I love being a lawyer. I truly enjoy my job. The hours, days, weeks and years seem to past by in the blink of an eye because I am having fun. I often happily think, “Maybe I’ll never retire.” There are even times when I find myself telling people, “You should go to law school.” However, whenever someone is seriously considering law school, I find that I am compelled to warn people that law school is a horrible investment.
Whenever someone asks about my decision to attend law school I tell two stories. First, I tell people that I have wanted to be a lawyer since I was a freshman in high school. My high school science teacher, Mrs. Luehmann, was exhausted from debating with me about whether I should get credit for test questions that I had gotten “wrong” that I contended were bad questions for one reason or another, and she remarked in frustration, “you should be a lawyer.” It was not a compliment, and she was not the first person to say this to me. However, that conversation is what stands out, as when I thought, “Maybe they are right. I should be a lawyer.”

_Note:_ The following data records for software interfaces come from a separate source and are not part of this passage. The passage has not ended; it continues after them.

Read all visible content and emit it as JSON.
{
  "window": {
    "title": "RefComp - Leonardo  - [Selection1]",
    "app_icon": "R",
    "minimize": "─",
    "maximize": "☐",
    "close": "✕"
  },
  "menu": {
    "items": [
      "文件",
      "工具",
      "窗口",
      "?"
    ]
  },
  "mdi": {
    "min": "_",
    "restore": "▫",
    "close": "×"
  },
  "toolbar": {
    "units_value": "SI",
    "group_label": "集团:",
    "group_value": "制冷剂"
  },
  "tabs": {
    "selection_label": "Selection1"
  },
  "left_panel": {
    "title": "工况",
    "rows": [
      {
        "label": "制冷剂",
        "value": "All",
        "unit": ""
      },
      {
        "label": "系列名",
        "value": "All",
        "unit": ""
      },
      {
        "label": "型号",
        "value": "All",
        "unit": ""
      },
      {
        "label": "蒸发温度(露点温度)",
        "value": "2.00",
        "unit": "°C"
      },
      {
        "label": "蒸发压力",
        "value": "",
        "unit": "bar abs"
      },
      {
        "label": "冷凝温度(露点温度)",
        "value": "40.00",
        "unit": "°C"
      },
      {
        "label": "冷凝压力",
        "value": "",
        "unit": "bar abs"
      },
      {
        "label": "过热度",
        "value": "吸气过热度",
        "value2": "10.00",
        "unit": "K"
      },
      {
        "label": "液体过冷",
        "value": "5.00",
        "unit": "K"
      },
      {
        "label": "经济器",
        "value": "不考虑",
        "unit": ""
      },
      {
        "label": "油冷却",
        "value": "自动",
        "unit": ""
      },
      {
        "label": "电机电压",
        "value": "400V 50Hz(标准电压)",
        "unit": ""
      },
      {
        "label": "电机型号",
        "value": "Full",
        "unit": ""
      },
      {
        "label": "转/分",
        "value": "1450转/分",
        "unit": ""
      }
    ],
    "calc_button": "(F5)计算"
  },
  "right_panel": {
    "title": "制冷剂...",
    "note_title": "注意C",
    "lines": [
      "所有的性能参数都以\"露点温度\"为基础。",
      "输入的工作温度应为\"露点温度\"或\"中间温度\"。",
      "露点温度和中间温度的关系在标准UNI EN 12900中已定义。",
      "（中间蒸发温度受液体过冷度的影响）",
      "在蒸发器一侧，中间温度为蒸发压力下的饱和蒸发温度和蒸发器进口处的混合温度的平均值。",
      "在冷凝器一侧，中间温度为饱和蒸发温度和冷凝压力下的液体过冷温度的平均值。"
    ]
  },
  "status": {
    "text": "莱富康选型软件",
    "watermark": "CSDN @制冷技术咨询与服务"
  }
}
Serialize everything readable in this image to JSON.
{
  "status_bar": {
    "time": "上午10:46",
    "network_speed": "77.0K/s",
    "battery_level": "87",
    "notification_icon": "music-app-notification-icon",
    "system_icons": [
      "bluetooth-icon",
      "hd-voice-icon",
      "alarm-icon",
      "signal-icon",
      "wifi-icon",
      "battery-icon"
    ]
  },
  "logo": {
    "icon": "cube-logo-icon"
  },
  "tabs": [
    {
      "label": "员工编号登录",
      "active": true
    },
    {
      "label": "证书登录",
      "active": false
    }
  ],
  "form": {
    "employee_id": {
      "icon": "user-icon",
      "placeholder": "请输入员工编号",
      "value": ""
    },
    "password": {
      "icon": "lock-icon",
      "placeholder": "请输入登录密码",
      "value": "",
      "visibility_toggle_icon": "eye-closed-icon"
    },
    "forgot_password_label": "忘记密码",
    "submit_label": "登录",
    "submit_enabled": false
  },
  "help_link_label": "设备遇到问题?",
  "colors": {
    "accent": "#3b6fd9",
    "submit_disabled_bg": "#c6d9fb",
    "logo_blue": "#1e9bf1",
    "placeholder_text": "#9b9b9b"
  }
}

Second, I tell people that the signs that I should be a lawyer were present long before high school. In law school, I learned about “legalistic thinking” with the story of a very unhappy rich man who took a vow to the effect of, “If my life ever changes and I become a happy person I will sell my million dollar house and give the proceeds to charity.” Years passed by, the man became truly happy, and someone asked him, “Are you going to live up to your vow?” “Yes,” replied the man. The next day the man sold his house for a dollar and gave the dollar to charity. However, he also required the purchaser to buy his cat, which he sold for $999,999. That’s legalistic thinking.
When I was in fifth grade my teacher, Mrs. Terbilcock, gave my class a vocabulary assignment every day. We had to look up the assigned word in the dictionary, write out the definition on an index card, and then “use the word in a sentence”, which was also written on the index card. The cards were not checked very often or closely (or at least I believed that) and, whenever I was feeling lazy, my sentence was always substantively the same. If, for example, the word was “monotonous”, then my sentence would be, “Brandon looked up monotonous in the dictionary.” If you know a smart ass like me, maybe he or she would also enjoy being a lawyer.
However, I must admit that I was also attracted to law because I believed it was a good way to make a lot of money. If you’re a lawyer or you otherwise understand the realities of the law school investment and are laughing at that thought, understand that I began law school around twelve years ago before law school was widely known to be a bad investment. You can make a lot of money as an attorney. You can also make a lot of money as a musician. That does not mean borrowing over $100,000 for law school is a wise decision today. I won’t say don’t do it because I don’t regret it now. But I will say don’t do it for the money because there are better ways to make money. That is, from a financial perspective, there are more certain investments.
Whenever someone says, “you seem to be doing okay.” I say, “That’s true. However, it was a long road getting to where I am today, there were many jobs, many bosses, sleepless nights, and the most important thing… I married well.”
That’s My Argument, and I love you honey!
© October 2014 Brandon J. Evans